Tag Archives: #CAstem15

Recap: Project Tomorrow at the 2015 California STEM Symposium

This is a special blog post from Project Tomorrow Direct of Advancement, Greg Nicholson:

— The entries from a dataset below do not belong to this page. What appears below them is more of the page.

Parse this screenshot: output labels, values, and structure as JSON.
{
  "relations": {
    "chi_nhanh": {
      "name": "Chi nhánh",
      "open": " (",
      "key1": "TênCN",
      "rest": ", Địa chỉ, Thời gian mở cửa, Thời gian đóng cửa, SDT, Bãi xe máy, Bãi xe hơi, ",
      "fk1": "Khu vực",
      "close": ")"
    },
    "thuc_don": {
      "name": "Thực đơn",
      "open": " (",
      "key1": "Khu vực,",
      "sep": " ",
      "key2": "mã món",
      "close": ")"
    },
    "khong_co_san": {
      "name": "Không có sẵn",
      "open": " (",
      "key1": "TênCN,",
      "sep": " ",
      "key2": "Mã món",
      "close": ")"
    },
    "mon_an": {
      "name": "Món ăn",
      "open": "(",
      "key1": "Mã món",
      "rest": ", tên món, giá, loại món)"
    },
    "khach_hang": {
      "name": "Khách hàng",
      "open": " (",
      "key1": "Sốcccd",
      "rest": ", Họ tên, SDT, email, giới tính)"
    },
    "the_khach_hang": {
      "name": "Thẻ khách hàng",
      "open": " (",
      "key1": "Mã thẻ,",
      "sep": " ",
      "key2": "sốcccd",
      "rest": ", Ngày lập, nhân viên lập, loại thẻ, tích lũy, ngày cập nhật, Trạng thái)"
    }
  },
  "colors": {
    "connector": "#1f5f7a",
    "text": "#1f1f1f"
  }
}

We enjoyed seeing many colleagues and friends yesterday at the 2015 California STEM Symposium, and making new friends in our two sessions:  “The Gender Divide and Digital Learning in STEM Fields” and “Recruiting the Next Generation of STEM Teachers through YouthTEACH2Learn.”  Both topics have been much in the news lately, and so interest and attendance was high. 
In the second session, we discussed the fact that the teaching shortage, especially in STEM disciplines, has reached crisis proportions.  In California, according to the California Department of Education, the school year began with 21,500 open teaching positions, while only 15,000 new teaching credentials are issued per year.  This is a result, in part, of a 55% reduction in enrollment in teacher preparation programs in California in recent years.  Unfortunately, the problem is a national one; from 2010 to 2014 there has been a 30% drop in enrollment in teacher education.  The predictable result is an increase in the number of emergency credentials issued to underqualified teachers: up 36% in one year in California.
Project Tomorrow’s YouthTEACH2Learn (YT2L) program is addressing this crisis by moving the starting line for teacher recruitment from college to high school.  YT2L is a science and math education program in which high school students take a full year class to learn about teaching math and science. The students develop a series of hands-on science and math lessons and teach these standards-based lessons in local elementary school classrooms on a regular basis throughout the school year, increasing the time that elementary students have in authentic science and math instruction and allowing high school students to gain real world experiences within teaching.
In our session yesterday, we shared newly released YT2L program results from 2014-15.  Some of the highlights include:
  • Increased student interest in teaching: 63% indicated that they are now interested in teaching after taking the course (51% were considering it before)
  • 93% of participants were comfortable managing a classroom; teaching skills improved on all indicators as a result of the program
  • Plans for attending a 4 year college rose from 87% to 94% from the beginning of the program to the end
  • 84% of elementary teachers said their students were more excited about learning science after YT2L high school students taught them science lessons
Thank you to everyone who attended our sessions, and especially to the teachers and students of YouthTEACH2Learn!  We will continue to share our results, and look for more information on student interest in teaching careers as a result of a special question on Speak Up 2015, which is available now!

Don’t miss Project Tomorrow’s sessions at the California STEM Symposium!

We are excited to attend this year’s California STEM Symposium at the Anaheim Convention Center and are thrilled to host two sessions today, October 29th! If you are at the symposium, be sure to mark your calendars for the following sessions:

The Gender Divide and Digital Learning in STEM Fields
Thursday, October 29
9:40am to 10:55 am
Room 206B
Presented by Ann McMullan, Project Tomorrow Consultant

Speak Up Project Research annually demonstrates the connection between gender differences in students’ use of digital resources for learning, and how girls want to use technology to explore STEM fields. This session will review the latest CA Speak Up results and discuss promising practices for erasing gender divides in learning.

Recruiting the Next Generation of STEM Teachers Through YouthTEACH2Learn
Thursday, October 29
3:30pm to 4:45pm
Room 207C
Presented by Gregory Nicholson, Director of Advancement, Project Tomorrow

YouthTEACH2Learn is a high school class teaching students how to develop and teach mathematics and science lessons to elementary students. Presenters share the experiences of students, past and present, and review seven years of research on this program’s impact on student interest and motivation to pursue STEM teaching careers.

If attending, send us a shoutout on Twitter at @SpeakUpEd and @ProjectTomorrow. We look forward to seeing you all at the Anaheim Convention Center today!